10%, Rogers avoided the long, difficult process of going to a local bank
for a traditional equipment loan. Rogers, head of the 60-employee
design builder, thought it best to leverage the equity in his four-year-old
24.5-ton boom truck to make his dozer purchase.
"Some of the local banks might finance this purchase – but then you
get into personal guarantees and a lot more paperwork," Rogers said.
"The approval process is longer."
"We are able to help guys like Ross where their local banks can't or
won't," Scott Blair, president of Milwaukee,
Wis.-based Heartland Wisconsin, said. "Some of
our customers call us when they have cash flow
issues. These guys are just floored that when
their balance sheet shows they are losing money
hand over fist, someone is still going to FedEx
them up to $150,000 with just a simple form and
a phone call. I mean – all we care about is the
equipment as an asset. I don't want to see your
bank statements or your tax return. And we
won't require you to give us all your business."
Equity loans could continue to be important
even as the economy recovers. The U.S. Census
Bureau in August reported that private nonresidential construction put-
in-place for June was flat versus the same period in 2002 – which means
that the construction economy is far from recovering from the downturn
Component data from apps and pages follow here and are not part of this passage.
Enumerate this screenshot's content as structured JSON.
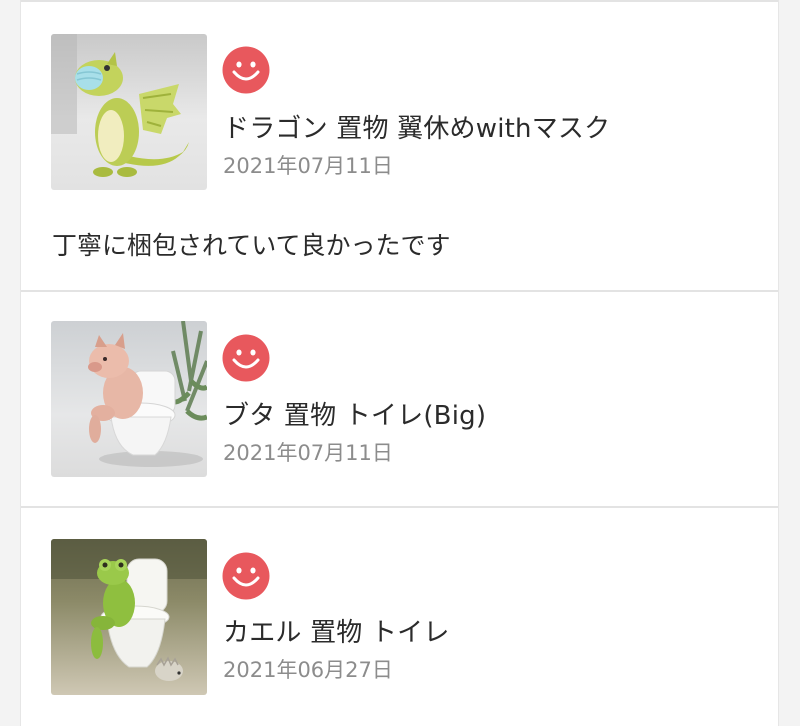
{
  "reviews": [
    {
      "product_image": "dragon-figurine-with-mask",
      "rating_icon": "smiley-face-icon",
      "rating_color": "#e8585d",
      "product_name": "ドラゴン 置物 翼休めwithマスク",
      "date": "2021年07月11日",
      "comment": "丁寧に梱包されていて良かったです"
    },
    {
      "product_image": "pig-on-toilet-figurine",
      "rating_icon": "smiley-face-icon",
      "rating_color": "#e8585d",
      "product_name": "ブタ 置物 トイレ(Big)",
      "date": "2021年07月11日"
    },
    {
      "product_image": "frog-on-toilet-figurine",
      "rating_icon": "smiley-face-icon",
      "rating_color": "#e8585d",
      "product_name": "カエル 置物 トイレ",
      "date": "2021年06月27日"
    }
  ]
}
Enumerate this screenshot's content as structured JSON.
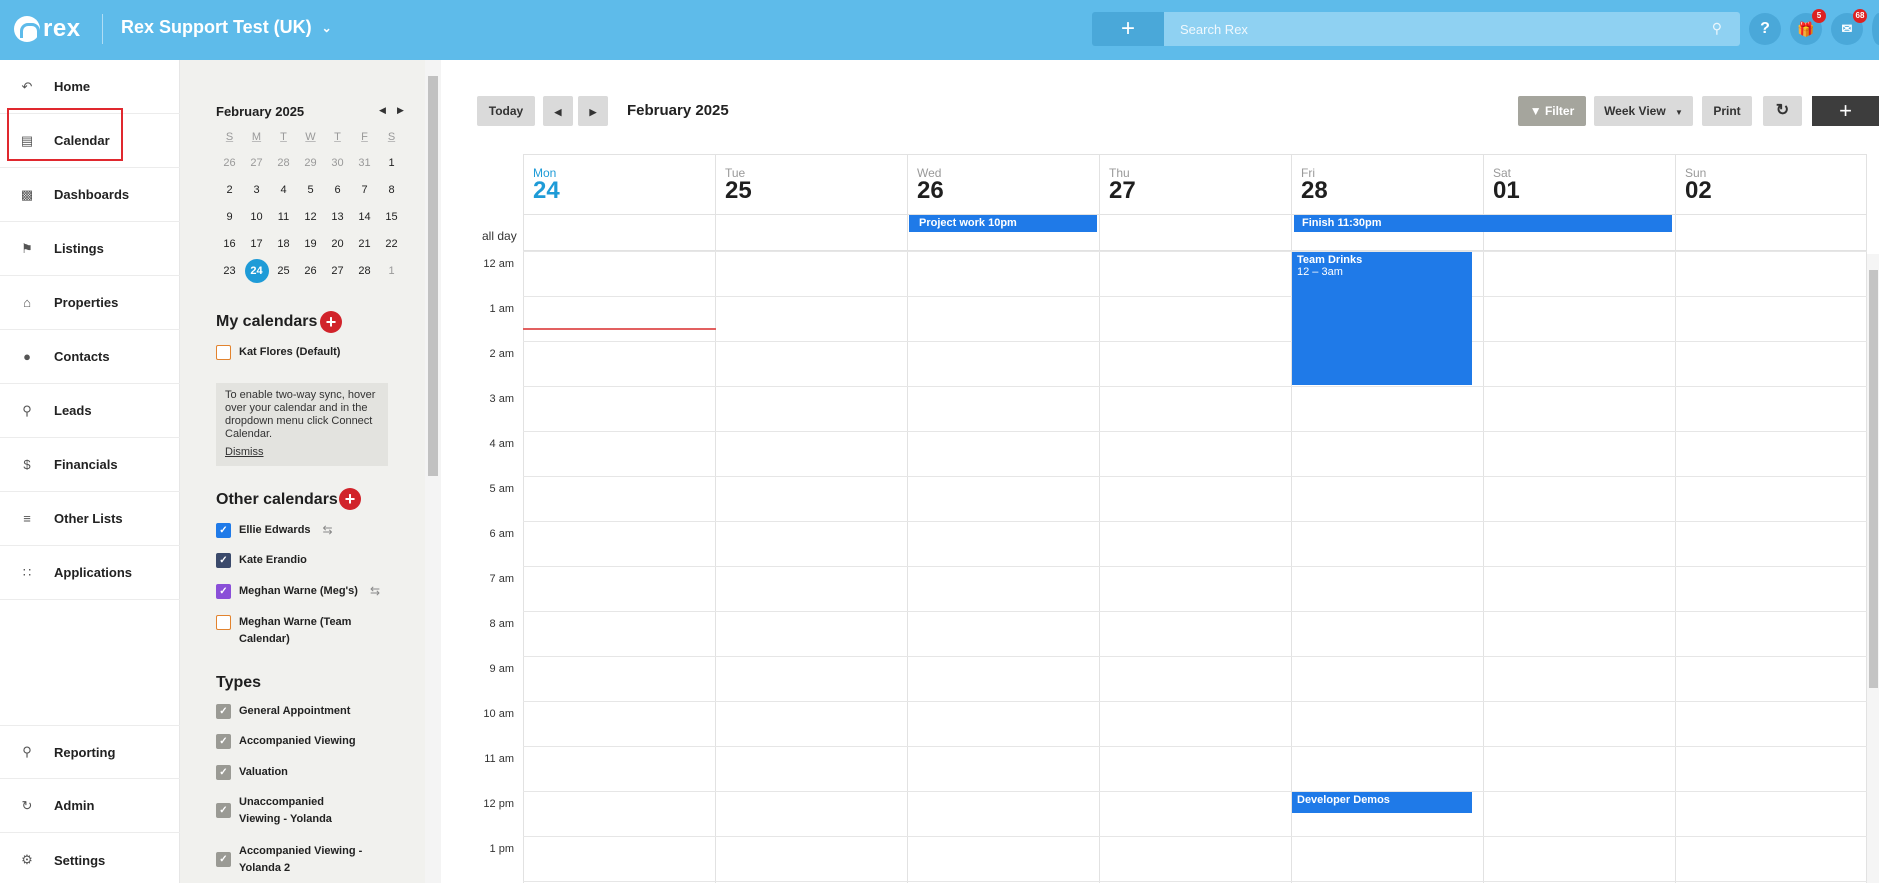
{
  "topbar": {
    "logo_text": "rex",
    "account_name": "Rex Support Test (UK)",
    "search_placeholder": "Search Rex",
    "help_label": "?",
    "gifts_badge": "5",
    "inbox_badge": "68"
  },
  "nav": {
    "items": [
      {
        "label": "Home",
        "icon": "home-icon"
      },
      {
        "label": "Calendar",
        "icon": "calendar-icon"
      },
      {
        "label": "Dashboards",
        "icon": "dashboard-icon"
      },
      {
        "label": "Listings",
        "icon": "sign-icon"
      },
      {
        "label": "Properties",
        "icon": "house-icon"
      },
      {
        "label": "Contacts",
        "icon": "person-icon"
      },
      {
        "label": "Leads",
        "icon": "lead-icon"
      },
      {
        "label": "Financials",
        "icon": "dollar-icon"
      },
      {
        "label": "Other Lists",
        "icon": "list-icon"
      },
      {
        "label": "Applications",
        "icon": "grid-icon"
      }
    ],
    "bottom": [
      {
        "label": "Reporting",
        "icon": "report-icon"
      },
      {
        "label": "Admin",
        "icon": "admin-icon"
      },
      {
        "label": "Settings",
        "icon": "gear-icon"
      }
    ]
  },
  "mini_calendar": {
    "title": "February 2025",
    "weekdays": [
      "S",
      "M",
      "T",
      "W",
      "T",
      "F",
      "S"
    ],
    "weeks": [
      [
        "26",
        "27",
        "28",
        "29",
        "30",
        "31",
        "1"
      ],
      [
        "2",
        "3",
        "4",
        "5",
        "6",
        "7",
        "8"
      ],
      [
        "9",
        "10",
        "11",
        "12",
        "13",
        "14",
        "15"
      ],
      [
        "16",
        "17",
        "18",
        "19",
        "20",
        "21",
        "22"
      ],
      [
        "23",
        "24",
        "25",
        "26",
        "27",
        "28",
        "1"
      ]
    ]
  },
  "my_calendars": {
    "title": "My calendars",
    "items": [
      {
        "label": "Kat Flores (Default)"
      }
    ],
    "notice": "To enable two-way sync, hover over your calendar and in the dropdown menu click Connect Calendar.",
    "dismiss": "Dismiss"
  },
  "other_calendars": {
    "title": "Other calendars",
    "items": [
      {
        "label": "Ellie Edwards",
        "color": "#1f7ae8"
      },
      {
        "label": "Kate Erandio",
        "color": "#3b4a6b"
      },
      {
        "label": "Meghan Warne (Meg's)",
        "color": "#8a4fd8"
      },
      {
        "label": "Meghan Warne (Team Calendar)",
        "color": "#e2832e"
      }
    ]
  },
  "types": {
    "title": "Types",
    "items": [
      {
        "label": "General Appointment"
      },
      {
        "label": "Accompanied Viewing"
      },
      {
        "label": "Valuation"
      },
      {
        "label": "Unaccompanied Viewing - Yolanda"
      },
      {
        "label": "Accompanied Viewing - Yolanda 2"
      }
    ]
  },
  "toolbar": {
    "today": "Today",
    "month_title": "February 2025",
    "filter": "Filter",
    "view": "Week View",
    "print": "Print"
  },
  "week": {
    "days": [
      {
        "name": "Mon",
        "num": "24"
      },
      {
        "name": "Tue",
        "num": "25"
      },
      {
        "name": "Wed",
        "num": "26"
      },
      {
        "name": "Thu",
        "num": "27"
      },
      {
        "name": "Fri",
        "num": "28"
      },
      {
        "name": "Sat",
        "num": "01"
      },
      {
        "name": "Sun",
        "num": "02"
      }
    ],
    "all_day_label": "all day",
    "hours": [
      "12 am",
      "1 am",
      "2 am",
      "3 am",
      "4 am",
      "5 am",
      "6 am",
      "7 am",
      "8 am",
      "9 am",
      "10 am",
      "11 am",
      "12 pm",
      "1 pm"
    ],
    "events": {
      "project_work": "Project work 10pm",
      "finish": "Finish 11:30pm",
      "team_drinks_title": "Team Drinks",
      "team_drinks_time": "12 – 3am",
      "developer_demos": "Developer Demos"
    }
  }
}
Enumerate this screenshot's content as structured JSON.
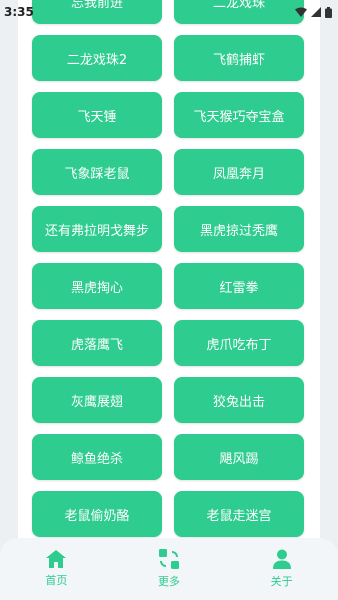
{
  "status_bar": {
    "time": "3:35"
  },
  "buttons": [
    "忘我前进",
    "二龙戏珠",
    "二龙戏珠2",
    "飞鹤捕虾",
    "飞天锤",
    "飞天猴巧夺宝盒",
    "飞象踩老鼠",
    "凤凰奔月",
    "还有弗拉明戈舞步",
    "黑虎掠过秃鹰",
    "黑虎掏心",
    "红雷拳",
    "虎落鹰飞",
    "虎爪吃布丁",
    "灰鹰展翅",
    "狡兔出击",
    "鲸鱼绝杀",
    "飓风踢",
    "老鼠偷奶酪",
    "老鼠走迷宫"
  ],
  "bottom_nav": [
    {
      "label": "首页",
      "icon": "home-icon"
    },
    {
      "label": "更多",
      "icon": "more-icon"
    },
    {
      "label": "关于",
      "icon": "user-icon"
    }
  ],
  "colors": {
    "accent": "#2ecc8e",
    "background": "#ecf0f3",
    "panel": "#ffffff"
  }
}
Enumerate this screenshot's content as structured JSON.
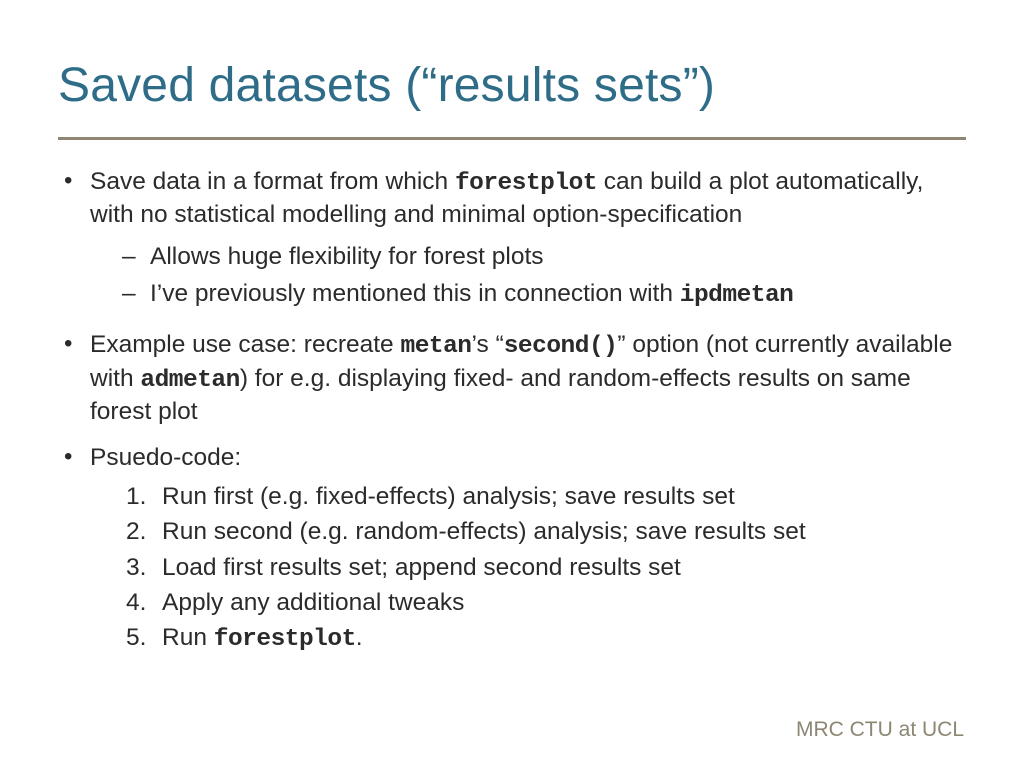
{
  "title": "Saved datasets (“results sets”)",
  "b1_pre": "Save data in a format from which ",
  "b1_code": "forestplot",
  "b1_post": " can build a plot automatically, with no statistical modelling and minimal option-specification",
  "b1_s1": "Allows huge flexibility for forest plots",
  "b1_s2_pre": "I’ve previously mentioned this in connection with ",
  "b1_s2_code": "ipdmetan",
  "b2_pre": "Example use case: recreate ",
  "b2_c1": "metan",
  "b2_mid1": "’s “",
  "b2_c2": "second()",
  "b2_mid2": "” option (not currently available with ",
  "b2_c3": "admetan",
  "b2_post": ") for e.g. displaying fixed- and random-effects results on same forest plot",
  "b3": "Psuedo-code:",
  "s1": "Run first (e.g. fixed-effects) analysis; save results set",
  "s2": "Run second (e.g. random-effects) analysis; save results set",
  "s3": "Load first results set; append second results set",
  "s4": "Apply any additional tweaks",
  "s5_pre": "Run ",
  "s5_code": "forestplot",
  "s5_post": ".",
  "footer": "MRC CTU at UCL"
}
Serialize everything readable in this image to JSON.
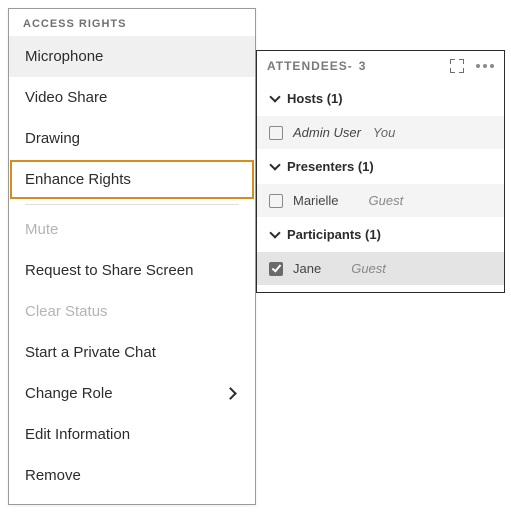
{
  "menu": {
    "header": "ACCESS RIGHTS",
    "items": {
      "microphone": "Microphone",
      "video_share": "Video Share",
      "drawing": "Drawing",
      "enhance_rights": "Enhance Rights",
      "mute": "Mute",
      "request_share": "Request to Share Screen",
      "clear_status": "Clear Status",
      "private_chat": "Start a Private Chat",
      "change_role": "Change Role",
      "edit_info": "Edit Information",
      "remove": "Remove"
    }
  },
  "attendees": {
    "title": "ATTENDEES",
    "count_sep": " - ",
    "count": "3",
    "groups": {
      "hosts": {
        "label": "Hosts (1)",
        "rows": [
          {
            "name": "Admin User",
            "suffix": "You",
            "checked": false
          }
        ]
      },
      "presenters": {
        "label": "Presenters (1)",
        "rows": [
          {
            "name": "Marielle",
            "suffix": "Guest",
            "checked": false
          }
        ]
      },
      "participants": {
        "label": "Participants (1)",
        "rows": [
          {
            "name": "Jane",
            "suffix": "Guest",
            "checked": true
          }
        ]
      }
    }
  }
}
of the previous year. Ironically, as the economy improves, contractors
can get caught in a bind if their cash flow does n